During a time when the media is full of news about America’s two most infamous racists — the depraved Donald Trump and Derek Chauvin (the hateful white cop who murdered black Minneapolis resident George Floyd) — I’m depressingly reminded of virulent racists in literature.
Some of those repugnant characters are in great novels, making those books both must-reads and exceedingly painful reads. But also at times inspiring reads as that racism might be opposed or avenged, individually and collectively.
Among fiction’s awful racists? We have the white New York City cops who arrest Richard, the brainy African-American father of protagonist John Grimes in James Baldwin’s Go Tell It on the Mountain, for a crime he did not commit. Richard is beaten and jailed, and eventually commits suicide in despair — before John is born.
Another vicious white-supremacist cop is Norman Daniels, who raped a black woman in the backstory of Stephen King’s novel Rose Madder.
There are of course plenty of racist white characters who aren’t cops. One of them is Bob Ewell, who falsely accuses a black man — Tom Robinson — of raping his daughter Mayella in Harper Lee’s To Kill a Mockingbird. Disastrous consequences follow.
Then there’s the racist white mob that kills Sam (a black man) because he and Katherine (a white woman) fall in love in Louis Sachar’s Holes.
Going back to 19th-century literature, we have the racist Henri in Georges — the only novel the partly black French author Alexandre Dumas wrote that focuses on characters of color.
There are plenty of cruel white slaveowners in fiction, too. Among the better-known ones are Rufus Weylin of Octavia E. Butler’s Kindred, Simon Legree of Harriet Beecher Stowe’s Uncle Tom’s Cabin, and Tom Lea of Alex Haley’s Roots.
All of the above characters are overtly racist. There are of course countless other white people in literature more subtly racist — some of them quite wealthy, like Trump allegedly is.
Any fictional racist characters you’d like to mention?
My literary-trivia book is described and can be purchased here: Fascinating Facts About Famous Fiction Authors and the Greatest Novels of All Time.

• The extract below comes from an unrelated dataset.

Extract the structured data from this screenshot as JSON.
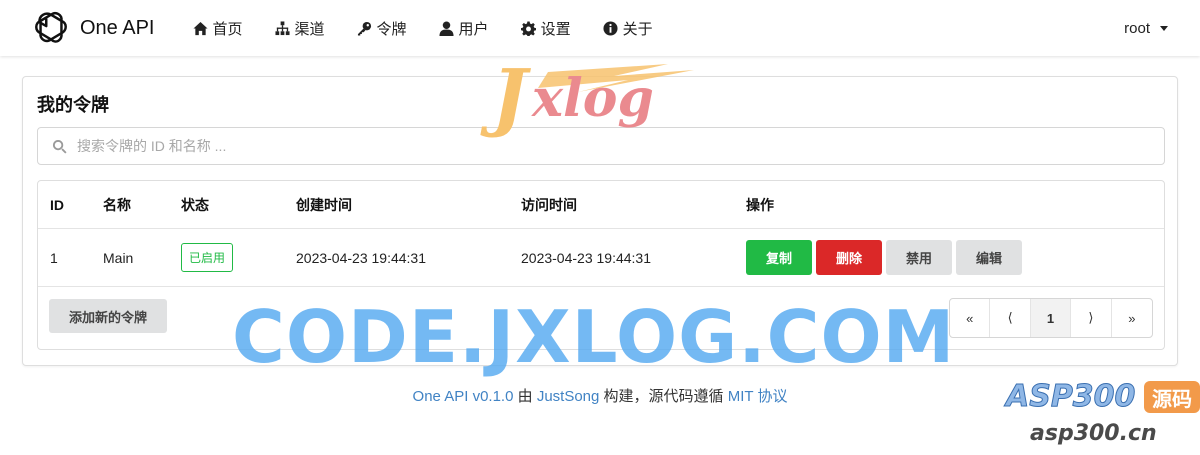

In addition to this weekly blog, I write the award-winning “Montclairvoyant” topical-humor column for Baristanet.com. The latest piece — about the police murder of George Floyd and various news that’s local to my town — is here.